CHARLESTON –- A majority of West Virginia voters see lawsuits hurting job opportunities in the Mountain State, according to a recent survey.
The survey, completed by Mark Blankenship Enterprises for West Virginia Citizens Against Lawsuit Abuse, questioned more than 500 registered likely West Virginia voters about a variety of topics related to the state's legal climate. The margin of error was 4.3 percent.
"West Virginia voters are very familiar with the problems that are currently hurting West Virginia's legal system," WV CALA Executive Director Richie Heath said. "They say our state has too many lawsuits -— and that those lawsuits are hurting our state's job prospects at a time when the economy is the most important issue for almost all of our state residents."
More than six in 10 (62 percent) of West Virginians believe that there are too many lawsuits filed in West Virginia, and voters who see a negative impact of lawsuits on job creation outnumber the opposite view by nearly two to one (52 percent to 28 percent).
Also, three out of four West Virginians (76 percent) say the legal climate is an important issue for them as voters.
A majority of those surveyed (52 percent) also expressed support for the creation of an intermediate appeals court -— which was recommended nearly two years ago by then-Gov. Joe Manchin's Independent Commission on Judicial Reform. Intermediate appeals court legislation passed in the state Senate earlier this year, and was an issue during the recent special election for governor.

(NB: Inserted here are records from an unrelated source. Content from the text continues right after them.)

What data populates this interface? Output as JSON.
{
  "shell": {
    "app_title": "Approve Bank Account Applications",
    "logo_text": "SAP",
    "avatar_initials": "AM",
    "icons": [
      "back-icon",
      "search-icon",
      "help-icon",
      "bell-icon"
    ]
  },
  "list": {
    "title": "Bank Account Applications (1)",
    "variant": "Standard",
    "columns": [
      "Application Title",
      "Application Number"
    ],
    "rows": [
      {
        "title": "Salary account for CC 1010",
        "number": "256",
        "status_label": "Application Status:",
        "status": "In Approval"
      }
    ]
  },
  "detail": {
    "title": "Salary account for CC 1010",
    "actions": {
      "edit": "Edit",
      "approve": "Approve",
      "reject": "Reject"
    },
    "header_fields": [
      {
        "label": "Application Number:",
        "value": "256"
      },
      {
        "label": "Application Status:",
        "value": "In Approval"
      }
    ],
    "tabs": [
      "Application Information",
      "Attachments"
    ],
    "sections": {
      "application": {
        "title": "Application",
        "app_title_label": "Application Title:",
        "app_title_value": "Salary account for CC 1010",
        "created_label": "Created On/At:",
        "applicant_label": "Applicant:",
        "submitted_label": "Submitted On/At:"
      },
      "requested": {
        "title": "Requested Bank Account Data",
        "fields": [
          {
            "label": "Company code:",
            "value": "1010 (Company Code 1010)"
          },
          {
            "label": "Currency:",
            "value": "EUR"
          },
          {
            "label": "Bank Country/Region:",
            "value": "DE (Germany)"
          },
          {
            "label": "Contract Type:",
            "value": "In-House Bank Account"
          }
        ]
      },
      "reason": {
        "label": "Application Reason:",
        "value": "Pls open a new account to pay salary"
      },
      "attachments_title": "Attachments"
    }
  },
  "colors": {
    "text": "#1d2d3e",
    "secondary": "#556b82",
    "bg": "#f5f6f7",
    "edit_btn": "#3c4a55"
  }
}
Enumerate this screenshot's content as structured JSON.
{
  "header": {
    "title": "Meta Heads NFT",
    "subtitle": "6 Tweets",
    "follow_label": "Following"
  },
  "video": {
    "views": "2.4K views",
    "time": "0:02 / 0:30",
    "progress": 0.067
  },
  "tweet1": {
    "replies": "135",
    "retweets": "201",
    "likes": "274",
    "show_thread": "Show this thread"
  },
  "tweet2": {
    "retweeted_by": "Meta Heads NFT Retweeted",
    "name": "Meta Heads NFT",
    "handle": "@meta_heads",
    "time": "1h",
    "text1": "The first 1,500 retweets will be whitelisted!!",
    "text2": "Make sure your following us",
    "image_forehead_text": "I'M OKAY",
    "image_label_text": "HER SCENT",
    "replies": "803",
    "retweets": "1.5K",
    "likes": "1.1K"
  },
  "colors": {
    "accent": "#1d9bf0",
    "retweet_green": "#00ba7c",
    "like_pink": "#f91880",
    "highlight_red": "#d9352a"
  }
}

"Many West Virginians realize that the creation of an intermediate appeals court is a necessary step for the state," Heath said. "The lack of an intermediate appeals court places West Virginia outside of the legal mainstream, and has directly cost our state hundreds of jobs and more than $25 million in investment."
Heath said the survey results indicate that voters in West Virginia are keenly aware of the legal issues which have an impact on the economy. They also name jobs and the economy as the single most important issue in the upcoming elections.
"This survey makes it clear that if we don't take the necessary steps toward reforming our state courts, a large number of West Virginia voters will be looking for change," Heath said.
The survey was conducted by live interviewers, and land-line and high
use cellular telephone respondents were included. A survey of 506 completed interviews of West Virginia voters has a maximum sample variation of 4.3 percent at a 95 percent level of confidence, according to MBE.
For more information about WV CALA, visit www.wvcala.org.